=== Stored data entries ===
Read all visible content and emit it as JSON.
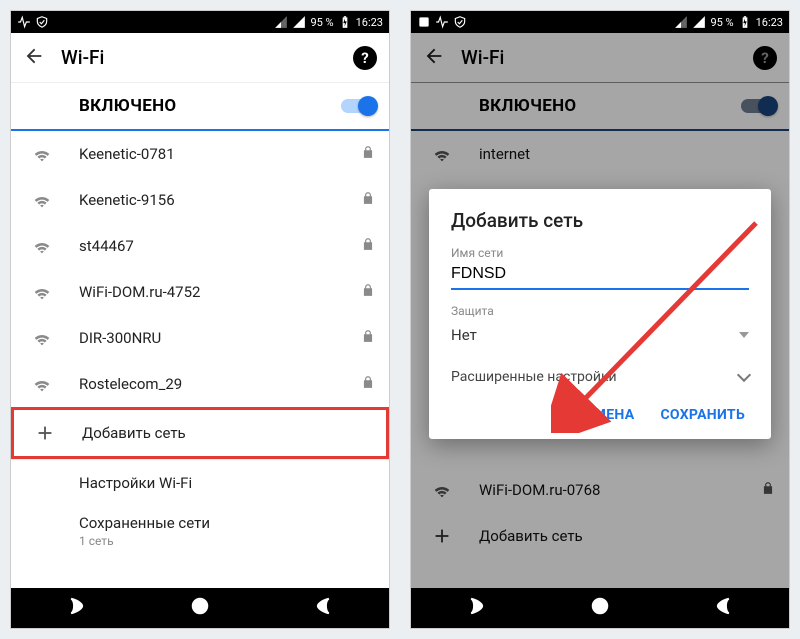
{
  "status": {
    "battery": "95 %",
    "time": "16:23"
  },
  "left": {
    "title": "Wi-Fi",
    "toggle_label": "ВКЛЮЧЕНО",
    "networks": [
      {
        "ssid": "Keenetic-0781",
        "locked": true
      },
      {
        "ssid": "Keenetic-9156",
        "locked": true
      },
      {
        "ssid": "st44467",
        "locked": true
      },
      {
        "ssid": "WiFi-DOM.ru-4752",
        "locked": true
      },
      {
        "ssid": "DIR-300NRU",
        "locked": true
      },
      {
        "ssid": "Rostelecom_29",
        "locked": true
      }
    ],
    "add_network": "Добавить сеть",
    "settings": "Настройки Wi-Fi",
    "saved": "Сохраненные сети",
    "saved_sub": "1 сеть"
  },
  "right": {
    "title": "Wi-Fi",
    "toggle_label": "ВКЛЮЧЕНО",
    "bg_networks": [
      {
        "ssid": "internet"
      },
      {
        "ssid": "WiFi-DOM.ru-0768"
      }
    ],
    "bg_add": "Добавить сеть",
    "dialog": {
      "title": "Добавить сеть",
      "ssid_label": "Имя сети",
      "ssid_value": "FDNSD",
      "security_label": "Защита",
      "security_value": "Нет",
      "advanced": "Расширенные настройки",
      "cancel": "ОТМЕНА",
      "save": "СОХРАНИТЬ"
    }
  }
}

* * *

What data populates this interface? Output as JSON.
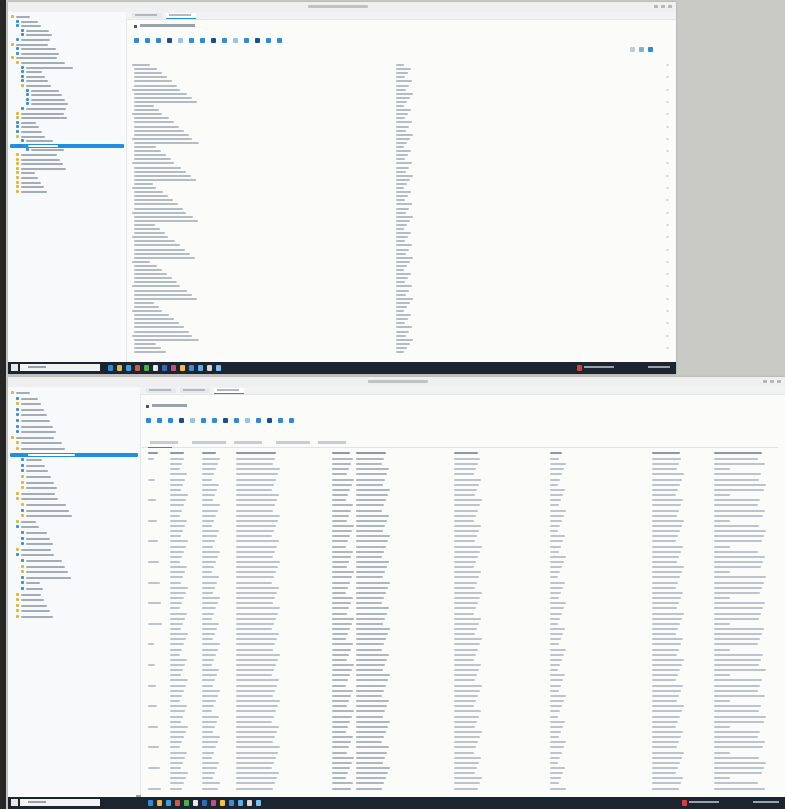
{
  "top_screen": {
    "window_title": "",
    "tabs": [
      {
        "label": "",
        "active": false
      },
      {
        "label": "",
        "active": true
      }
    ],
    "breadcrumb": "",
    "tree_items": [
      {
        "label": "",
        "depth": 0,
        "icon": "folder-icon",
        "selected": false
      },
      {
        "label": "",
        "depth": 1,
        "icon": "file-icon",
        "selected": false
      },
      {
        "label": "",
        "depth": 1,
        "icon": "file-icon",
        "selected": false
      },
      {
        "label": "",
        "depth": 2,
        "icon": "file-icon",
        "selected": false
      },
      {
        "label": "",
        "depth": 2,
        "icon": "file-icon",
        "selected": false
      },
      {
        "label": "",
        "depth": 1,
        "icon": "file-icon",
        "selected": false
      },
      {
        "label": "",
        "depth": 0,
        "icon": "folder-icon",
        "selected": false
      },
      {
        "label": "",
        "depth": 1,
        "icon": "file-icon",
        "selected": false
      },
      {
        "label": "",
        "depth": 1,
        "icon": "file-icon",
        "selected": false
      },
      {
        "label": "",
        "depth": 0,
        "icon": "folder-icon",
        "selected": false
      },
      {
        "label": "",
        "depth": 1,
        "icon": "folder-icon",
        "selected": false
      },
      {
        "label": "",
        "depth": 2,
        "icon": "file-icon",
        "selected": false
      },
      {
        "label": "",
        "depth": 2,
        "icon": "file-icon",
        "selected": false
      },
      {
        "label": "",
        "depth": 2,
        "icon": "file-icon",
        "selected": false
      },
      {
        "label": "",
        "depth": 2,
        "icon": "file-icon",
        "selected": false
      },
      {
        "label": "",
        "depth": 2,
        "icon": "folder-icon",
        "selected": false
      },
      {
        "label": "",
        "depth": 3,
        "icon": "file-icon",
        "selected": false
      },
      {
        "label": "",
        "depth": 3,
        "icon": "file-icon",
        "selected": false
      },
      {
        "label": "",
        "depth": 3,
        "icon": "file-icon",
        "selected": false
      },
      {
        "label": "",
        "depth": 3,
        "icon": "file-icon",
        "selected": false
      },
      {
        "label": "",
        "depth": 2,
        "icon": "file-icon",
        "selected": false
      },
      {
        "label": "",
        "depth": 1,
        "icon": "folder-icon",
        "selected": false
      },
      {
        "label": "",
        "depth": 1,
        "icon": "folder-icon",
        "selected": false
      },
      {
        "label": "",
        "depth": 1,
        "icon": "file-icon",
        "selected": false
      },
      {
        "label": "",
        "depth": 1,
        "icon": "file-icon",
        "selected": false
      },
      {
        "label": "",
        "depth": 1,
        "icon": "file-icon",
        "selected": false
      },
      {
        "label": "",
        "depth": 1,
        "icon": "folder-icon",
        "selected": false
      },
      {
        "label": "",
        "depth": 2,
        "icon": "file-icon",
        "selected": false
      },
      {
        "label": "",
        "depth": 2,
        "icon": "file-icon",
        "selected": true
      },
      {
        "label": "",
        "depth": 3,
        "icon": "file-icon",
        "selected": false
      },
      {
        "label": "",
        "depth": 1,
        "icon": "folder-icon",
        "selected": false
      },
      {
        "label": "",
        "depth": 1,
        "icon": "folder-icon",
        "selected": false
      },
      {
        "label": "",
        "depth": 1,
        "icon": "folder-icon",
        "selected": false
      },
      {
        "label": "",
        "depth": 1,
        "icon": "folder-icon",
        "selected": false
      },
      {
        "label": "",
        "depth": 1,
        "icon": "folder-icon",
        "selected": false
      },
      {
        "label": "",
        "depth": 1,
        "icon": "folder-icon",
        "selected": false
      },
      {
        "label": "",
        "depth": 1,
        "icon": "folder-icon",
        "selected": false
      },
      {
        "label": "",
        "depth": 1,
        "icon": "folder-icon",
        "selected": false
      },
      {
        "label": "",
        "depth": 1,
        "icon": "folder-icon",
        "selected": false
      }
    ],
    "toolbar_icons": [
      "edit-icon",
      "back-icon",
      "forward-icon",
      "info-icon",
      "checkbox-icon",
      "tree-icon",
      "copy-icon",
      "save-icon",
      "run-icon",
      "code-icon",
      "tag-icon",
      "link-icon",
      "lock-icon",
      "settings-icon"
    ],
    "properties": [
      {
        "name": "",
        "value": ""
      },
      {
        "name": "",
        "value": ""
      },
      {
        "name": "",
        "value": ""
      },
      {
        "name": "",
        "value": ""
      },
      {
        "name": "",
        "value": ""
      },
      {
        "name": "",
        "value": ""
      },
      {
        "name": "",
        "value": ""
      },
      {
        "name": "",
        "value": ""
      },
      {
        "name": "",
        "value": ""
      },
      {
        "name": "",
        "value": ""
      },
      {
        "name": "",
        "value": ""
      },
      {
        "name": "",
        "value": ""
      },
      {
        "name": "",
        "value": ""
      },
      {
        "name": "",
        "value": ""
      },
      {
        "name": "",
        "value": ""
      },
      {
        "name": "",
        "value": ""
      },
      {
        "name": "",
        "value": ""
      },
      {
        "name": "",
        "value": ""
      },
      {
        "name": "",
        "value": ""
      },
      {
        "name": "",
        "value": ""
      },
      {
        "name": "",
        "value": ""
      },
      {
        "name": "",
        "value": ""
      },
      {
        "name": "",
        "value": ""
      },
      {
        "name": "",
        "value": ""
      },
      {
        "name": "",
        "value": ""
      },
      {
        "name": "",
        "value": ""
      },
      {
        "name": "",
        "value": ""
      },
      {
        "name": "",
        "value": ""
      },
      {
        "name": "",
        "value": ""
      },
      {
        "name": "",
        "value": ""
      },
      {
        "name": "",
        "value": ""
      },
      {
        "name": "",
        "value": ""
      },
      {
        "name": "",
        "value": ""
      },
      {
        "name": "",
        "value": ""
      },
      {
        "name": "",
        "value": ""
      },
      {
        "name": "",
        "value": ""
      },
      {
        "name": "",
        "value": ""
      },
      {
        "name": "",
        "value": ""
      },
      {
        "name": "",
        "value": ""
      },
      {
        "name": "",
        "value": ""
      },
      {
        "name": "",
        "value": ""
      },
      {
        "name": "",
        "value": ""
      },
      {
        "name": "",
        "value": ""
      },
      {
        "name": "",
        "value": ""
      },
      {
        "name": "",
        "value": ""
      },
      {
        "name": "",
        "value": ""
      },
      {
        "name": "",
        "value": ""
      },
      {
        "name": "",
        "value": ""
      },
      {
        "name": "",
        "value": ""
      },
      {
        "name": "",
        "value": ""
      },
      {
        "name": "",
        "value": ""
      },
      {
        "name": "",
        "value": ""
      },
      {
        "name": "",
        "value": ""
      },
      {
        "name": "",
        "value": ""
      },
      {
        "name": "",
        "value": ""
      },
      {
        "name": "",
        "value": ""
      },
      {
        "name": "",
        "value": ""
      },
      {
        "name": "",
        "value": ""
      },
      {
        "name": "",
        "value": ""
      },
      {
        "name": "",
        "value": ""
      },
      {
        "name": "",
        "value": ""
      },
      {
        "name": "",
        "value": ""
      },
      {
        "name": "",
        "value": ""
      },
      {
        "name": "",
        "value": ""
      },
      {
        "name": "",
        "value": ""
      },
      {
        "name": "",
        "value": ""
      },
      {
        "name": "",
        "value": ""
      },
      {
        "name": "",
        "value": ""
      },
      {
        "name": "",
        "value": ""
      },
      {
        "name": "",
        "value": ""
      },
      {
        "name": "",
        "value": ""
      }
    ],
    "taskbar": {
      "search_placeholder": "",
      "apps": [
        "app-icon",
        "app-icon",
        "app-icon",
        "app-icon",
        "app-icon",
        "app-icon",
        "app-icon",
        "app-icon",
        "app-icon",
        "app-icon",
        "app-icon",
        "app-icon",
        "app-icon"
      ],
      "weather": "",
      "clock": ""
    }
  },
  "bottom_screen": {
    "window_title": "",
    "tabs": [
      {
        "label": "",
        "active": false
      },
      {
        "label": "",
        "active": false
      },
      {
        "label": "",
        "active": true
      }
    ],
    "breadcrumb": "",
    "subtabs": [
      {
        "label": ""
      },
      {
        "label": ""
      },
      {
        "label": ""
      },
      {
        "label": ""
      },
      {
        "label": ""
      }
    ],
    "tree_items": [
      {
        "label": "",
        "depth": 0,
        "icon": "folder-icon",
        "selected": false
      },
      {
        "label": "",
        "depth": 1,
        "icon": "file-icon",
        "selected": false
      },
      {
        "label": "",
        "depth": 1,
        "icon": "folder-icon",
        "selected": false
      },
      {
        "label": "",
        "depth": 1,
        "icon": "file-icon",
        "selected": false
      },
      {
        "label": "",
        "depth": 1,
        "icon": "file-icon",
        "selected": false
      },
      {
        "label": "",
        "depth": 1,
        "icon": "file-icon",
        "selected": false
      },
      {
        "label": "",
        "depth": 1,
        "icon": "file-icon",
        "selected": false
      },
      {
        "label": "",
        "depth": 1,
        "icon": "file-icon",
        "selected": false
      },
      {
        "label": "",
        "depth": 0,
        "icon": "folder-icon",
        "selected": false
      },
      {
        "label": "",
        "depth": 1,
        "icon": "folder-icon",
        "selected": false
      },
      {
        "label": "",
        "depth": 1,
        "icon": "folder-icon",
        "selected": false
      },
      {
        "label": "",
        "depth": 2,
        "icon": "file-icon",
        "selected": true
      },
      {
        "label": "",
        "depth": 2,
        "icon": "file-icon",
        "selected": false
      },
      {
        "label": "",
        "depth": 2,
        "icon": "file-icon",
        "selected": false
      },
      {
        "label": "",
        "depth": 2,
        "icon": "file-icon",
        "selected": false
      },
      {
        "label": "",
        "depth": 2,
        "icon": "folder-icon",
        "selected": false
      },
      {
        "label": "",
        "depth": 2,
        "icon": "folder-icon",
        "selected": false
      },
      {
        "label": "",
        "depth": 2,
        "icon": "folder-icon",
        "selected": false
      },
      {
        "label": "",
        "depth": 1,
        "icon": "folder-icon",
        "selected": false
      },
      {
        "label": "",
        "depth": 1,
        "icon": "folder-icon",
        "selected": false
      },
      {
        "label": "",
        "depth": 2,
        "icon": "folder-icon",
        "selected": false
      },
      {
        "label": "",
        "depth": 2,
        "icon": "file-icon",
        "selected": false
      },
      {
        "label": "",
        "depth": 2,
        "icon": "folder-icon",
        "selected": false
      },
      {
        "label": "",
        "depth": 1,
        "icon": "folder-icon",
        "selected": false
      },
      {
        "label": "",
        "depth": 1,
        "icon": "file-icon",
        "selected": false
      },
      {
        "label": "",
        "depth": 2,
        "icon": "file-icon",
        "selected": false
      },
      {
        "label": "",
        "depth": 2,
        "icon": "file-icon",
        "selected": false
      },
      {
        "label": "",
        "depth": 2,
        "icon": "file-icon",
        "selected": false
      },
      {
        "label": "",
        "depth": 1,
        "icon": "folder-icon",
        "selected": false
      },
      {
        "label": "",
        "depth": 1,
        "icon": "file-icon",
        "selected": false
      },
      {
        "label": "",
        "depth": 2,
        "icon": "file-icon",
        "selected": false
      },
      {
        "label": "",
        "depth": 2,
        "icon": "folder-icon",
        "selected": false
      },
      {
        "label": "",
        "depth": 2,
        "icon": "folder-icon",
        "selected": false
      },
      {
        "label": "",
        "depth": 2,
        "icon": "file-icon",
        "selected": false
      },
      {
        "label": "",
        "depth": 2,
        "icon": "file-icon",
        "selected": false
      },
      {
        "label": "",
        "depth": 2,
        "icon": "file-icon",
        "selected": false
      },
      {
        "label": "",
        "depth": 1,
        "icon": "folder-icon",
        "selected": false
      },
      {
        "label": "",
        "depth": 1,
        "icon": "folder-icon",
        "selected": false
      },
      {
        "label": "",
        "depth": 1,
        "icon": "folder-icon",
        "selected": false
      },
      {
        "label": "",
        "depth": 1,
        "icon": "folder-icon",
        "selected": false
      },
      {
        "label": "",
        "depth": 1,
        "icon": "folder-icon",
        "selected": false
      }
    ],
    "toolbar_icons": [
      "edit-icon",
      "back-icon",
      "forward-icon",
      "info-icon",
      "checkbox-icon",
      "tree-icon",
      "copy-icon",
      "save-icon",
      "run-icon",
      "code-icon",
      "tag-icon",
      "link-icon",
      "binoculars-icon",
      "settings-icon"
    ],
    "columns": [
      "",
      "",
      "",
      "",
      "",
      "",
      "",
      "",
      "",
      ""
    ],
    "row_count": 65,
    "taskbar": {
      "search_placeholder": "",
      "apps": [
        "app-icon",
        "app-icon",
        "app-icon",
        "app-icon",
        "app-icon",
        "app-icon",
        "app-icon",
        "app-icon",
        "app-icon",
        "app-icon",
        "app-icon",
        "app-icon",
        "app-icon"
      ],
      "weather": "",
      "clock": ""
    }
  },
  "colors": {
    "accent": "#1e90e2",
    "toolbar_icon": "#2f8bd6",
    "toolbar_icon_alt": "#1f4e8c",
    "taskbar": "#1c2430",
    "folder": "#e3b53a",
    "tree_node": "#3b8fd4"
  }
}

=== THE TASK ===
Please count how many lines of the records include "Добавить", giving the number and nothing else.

=== TASK OUTPUT ===
3